The Nord Stream 2 Pipeline, a natural gas pipeline running from Russia to Germany via the Baltic Sea, has been swept by controversy since its inception. After U.S. sanctions were imposed on the project, the Mecklenburg-West Pomeranian government led by Manuela Schwesig set up a Climate Foundation to head the project. While the stated purpose of the foundation is to encourage conservation projects, it has been widely criticized for attempting to circumvent U.S. sanctions and having close ties to the “Nord Stream AG” subsidiary of Russian Gazprom. Ultimately, the foundation contributed over 165 million euros to the project. While construction of the pipeline was completed, the certification was canceled due to the Russian invasion of Ukraine.
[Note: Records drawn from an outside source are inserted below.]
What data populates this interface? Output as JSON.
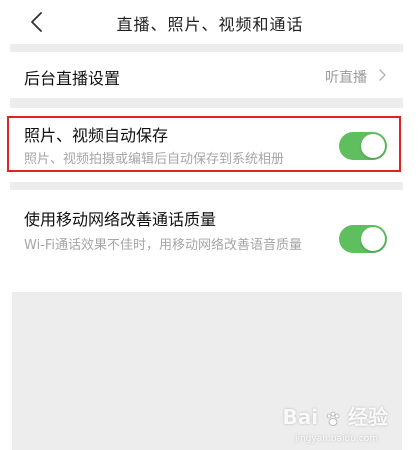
{
  "nav": {
    "title": "直播、照片、视频和通话",
    "back_icon": "chevron-left-icon"
  },
  "live_setting": {
    "title": "后台直播设置",
    "value": "听直播",
    "chevron_icon": "chevron-right-icon"
  },
  "auto_save": {
    "title": "照片、视频自动保存",
    "desc": "照片、视频拍摄或编辑后自动保存到系统相册",
    "enabled": true
  },
  "call_quality": {
    "title": "使用移动网络改善通话质量",
    "desc": "Wi-Fi通话效果不佳时，用移动网络改善语音质量",
    "enabled": true
  },
  "watermark": {
    "text_before": "Bai",
    "text_after": "经验",
    "sub": "jingyan.baidu.com",
    "icon": "paw-icon"
  },
  "colors": {
    "toggle_on": "#5fbf5e",
    "highlight": "#e02424",
    "background_gray": "#ededed"
  }
}
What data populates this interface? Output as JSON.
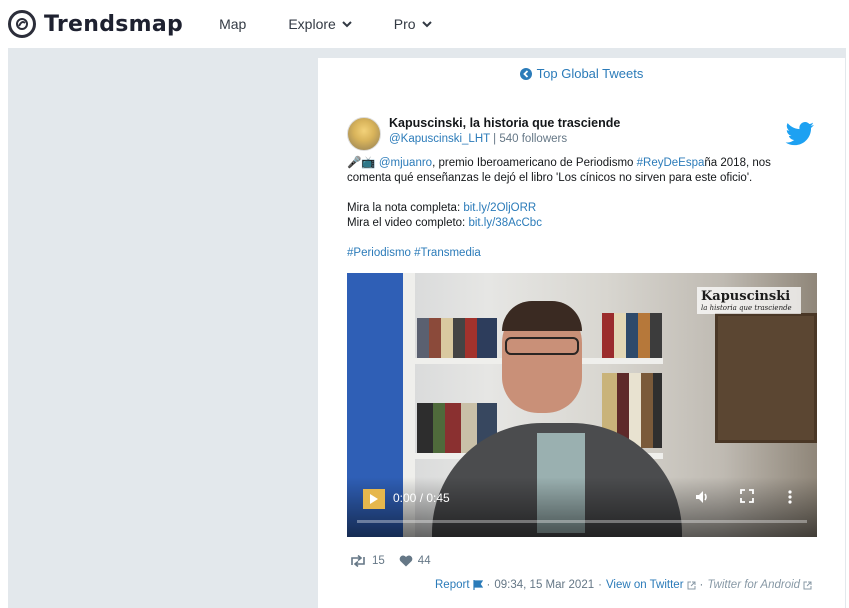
{
  "nav": {
    "logo_text": "Trendsmap",
    "items": [
      {
        "label": "Map"
      },
      {
        "label": "Explore"
      },
      {
        "label": "Pro"
      }
    ]
  },
  "feed": {
    "top_link": "Top Global Tweets"
  },
  "tweet": {
    "author_name": "Kapuscinski, la historia que trasciende",
    "handle": "@Kapuscinski_LHT",
    "followers": "540 followers",
    "text": {
      "emoji": "🎤📺",
      "mention": "@mjuanro",
      "part1": ", premio Iberoamericano de Periodismo ",
      "hashtag_rey": "#ReyDeEspa",
      "part2": "ña 2018, nos",
      "line2": "comenta qué enseñanzas le dejó el libro 'Los cínicos no sirven para este oficio'.",
      "nota_label": "Mira la nota completa: ",
      "nota_link": "bit.ly/2OljORR",
      "video_label": "Mira el video completo: ",
      "video_link": "bit.ly/38AcCbc",
      "hashtags": "#Periodismo #Transmedia"
    },
    "video": {
      "watermark": "Kapuscinski",
      "watermark_sub": "la historia que trasciende",
      "time": "0:00 / 0:45",
      "progress": 0
    },
    "retweets": "15",
    "likes": "44",
    "footer": {
      "report": "Report",
      "timestamp": "09:34, 15 Mar 2021",
      "view_on": "View on Twitter",
      "via": "Twitter for Android"
    }
  },
  "colors": {
    "link": "#2b7bb9",
    "background": "#e3e8ec",
    "twitter_blue": "#1da1f2"
  }
}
Müller has been adamantly against the Nord Stream 2 pipeline’s construction since its inception. In 2020, she accused Minister-President Schwesig of “putting themselves in the service of a Russian company based in Switzerland” instead of acting in the interests of Schwesig’s own federal state. More recently, Müller has argued that the CDU is also to blame for allowing the approval of the Climate Foundation within twenty-four hours and continuously pushing the project forward. She notes that they, too, have been “harnessed by Russian propaganda.” Müller is especially concerned about the environmental impacts of the project as well as its potential to strain gas customers in the Mecklenburg-West Pomerania region. She believes that viewing fossil fuels as a bridge technology is “simply wrong” and that the jobs created by the pipeline “hardly matter” when balanced with its detrimental environmental impact. Instead, she suggests investing in jobs within the renewable energy sector. Her platforms for the 2022 Rostock mayoral race included a mission for the Mecklenburg-West Pomerania region to become “one of the largest economic locations for renewable energies and hydrogen production.”
Claudia Müller’s engagements are not limited to the Baltic Sea. She also maintains a strong social media presence, which she leverages to connect with her constituency. She films “day in the life” videos that provide insights into her work and offer advice on how to be more environmentally conscious at home. As an advocate for EU engagement in the Mecklenburg region, Müller believes that the influence of the European Union extends far beyond the confines of Strasbourg and Brussels: “Ganz klar: EU ist weit mehr als Straßburg und Brüssel.” She emphasizes that numerous European projects, such as the Common Agricultural Policy, have a direct impact on the daily lives of people in the region. Müller’s positive stance towards the European Union is coupled with a progressive approach to immigration. This policy is aimed at fostering an inflow of skilled labor into Mecklenburg-West Pomerania. According to Müller, the shortage of specialists is a big challenge for the region, with 43.7 percent of all vacancies lacking sufficiently qualified applicants. As a solution, she strongly supports the implementation of an “opportunity card,” or “Chancenkarte,” which allows people to come to Germany to look for a job providing they have the required minimum of points. She hopes that the Skilled Immigration Act will allow the region to drive sustainable development, writing that “there would be no new solar systems without an installer, no sustainable mobility without a bus driver.”